======== Input material ========
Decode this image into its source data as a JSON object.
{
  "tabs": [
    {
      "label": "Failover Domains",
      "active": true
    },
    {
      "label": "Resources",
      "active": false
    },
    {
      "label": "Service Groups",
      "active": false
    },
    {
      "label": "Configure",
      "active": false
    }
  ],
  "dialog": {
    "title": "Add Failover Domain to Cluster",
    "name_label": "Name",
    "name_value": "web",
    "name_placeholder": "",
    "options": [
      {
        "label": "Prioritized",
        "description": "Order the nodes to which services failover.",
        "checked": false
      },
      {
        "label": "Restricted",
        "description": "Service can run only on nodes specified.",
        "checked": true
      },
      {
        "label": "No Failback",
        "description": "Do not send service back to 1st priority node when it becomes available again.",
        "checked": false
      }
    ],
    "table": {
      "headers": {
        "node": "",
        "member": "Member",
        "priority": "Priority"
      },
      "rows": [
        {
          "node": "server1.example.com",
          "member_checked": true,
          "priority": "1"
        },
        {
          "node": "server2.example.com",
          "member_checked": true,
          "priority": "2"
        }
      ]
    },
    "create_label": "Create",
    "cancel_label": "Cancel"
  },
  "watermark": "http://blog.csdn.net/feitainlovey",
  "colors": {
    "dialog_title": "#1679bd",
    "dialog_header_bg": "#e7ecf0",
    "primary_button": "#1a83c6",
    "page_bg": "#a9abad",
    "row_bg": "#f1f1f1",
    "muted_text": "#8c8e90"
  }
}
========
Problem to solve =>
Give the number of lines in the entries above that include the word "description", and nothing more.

Answer for this exercise =>
3